[Element data from apps and pages]
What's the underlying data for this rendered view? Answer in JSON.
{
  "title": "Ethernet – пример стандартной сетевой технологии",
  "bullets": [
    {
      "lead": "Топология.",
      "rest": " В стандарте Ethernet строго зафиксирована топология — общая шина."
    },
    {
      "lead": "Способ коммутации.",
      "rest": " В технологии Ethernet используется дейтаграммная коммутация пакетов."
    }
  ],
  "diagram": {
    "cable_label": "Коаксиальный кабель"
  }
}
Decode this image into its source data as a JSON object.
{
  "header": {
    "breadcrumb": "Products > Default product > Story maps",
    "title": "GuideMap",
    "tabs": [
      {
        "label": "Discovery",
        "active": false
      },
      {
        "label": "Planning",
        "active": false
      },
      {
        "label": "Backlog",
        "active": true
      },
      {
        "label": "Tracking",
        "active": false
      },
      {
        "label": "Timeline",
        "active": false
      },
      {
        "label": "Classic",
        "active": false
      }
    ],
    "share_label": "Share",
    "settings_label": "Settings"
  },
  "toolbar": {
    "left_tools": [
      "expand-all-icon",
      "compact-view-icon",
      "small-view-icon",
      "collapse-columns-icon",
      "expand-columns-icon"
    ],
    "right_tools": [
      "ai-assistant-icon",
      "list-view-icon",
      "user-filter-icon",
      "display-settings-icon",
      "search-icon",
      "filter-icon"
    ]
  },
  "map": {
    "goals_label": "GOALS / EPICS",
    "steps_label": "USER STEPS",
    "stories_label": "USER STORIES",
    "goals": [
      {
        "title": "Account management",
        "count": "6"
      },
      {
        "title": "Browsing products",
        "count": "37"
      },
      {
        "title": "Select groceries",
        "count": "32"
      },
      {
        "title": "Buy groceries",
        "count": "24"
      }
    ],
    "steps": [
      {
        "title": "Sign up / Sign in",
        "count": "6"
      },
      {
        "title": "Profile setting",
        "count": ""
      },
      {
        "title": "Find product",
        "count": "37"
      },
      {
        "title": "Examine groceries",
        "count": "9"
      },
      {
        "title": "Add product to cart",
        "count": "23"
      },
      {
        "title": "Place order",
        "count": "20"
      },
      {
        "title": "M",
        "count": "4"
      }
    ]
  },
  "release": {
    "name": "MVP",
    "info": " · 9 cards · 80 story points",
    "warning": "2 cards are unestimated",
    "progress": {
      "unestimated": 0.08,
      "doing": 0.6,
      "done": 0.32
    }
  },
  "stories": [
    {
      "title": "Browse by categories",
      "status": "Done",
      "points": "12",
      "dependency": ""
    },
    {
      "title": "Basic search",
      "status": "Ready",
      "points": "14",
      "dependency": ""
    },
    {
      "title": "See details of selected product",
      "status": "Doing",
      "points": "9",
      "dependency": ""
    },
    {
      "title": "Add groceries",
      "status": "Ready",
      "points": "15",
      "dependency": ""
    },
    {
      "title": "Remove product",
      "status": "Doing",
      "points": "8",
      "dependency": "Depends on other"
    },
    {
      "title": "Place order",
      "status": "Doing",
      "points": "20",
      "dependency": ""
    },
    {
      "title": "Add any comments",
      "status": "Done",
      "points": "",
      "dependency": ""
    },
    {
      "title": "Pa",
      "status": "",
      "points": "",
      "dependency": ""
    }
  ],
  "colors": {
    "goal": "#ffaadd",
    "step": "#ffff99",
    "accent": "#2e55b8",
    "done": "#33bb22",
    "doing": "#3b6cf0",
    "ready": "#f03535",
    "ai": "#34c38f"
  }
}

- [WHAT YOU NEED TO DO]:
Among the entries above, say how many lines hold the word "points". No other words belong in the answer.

- [WRITTEN RESPONSE]:
9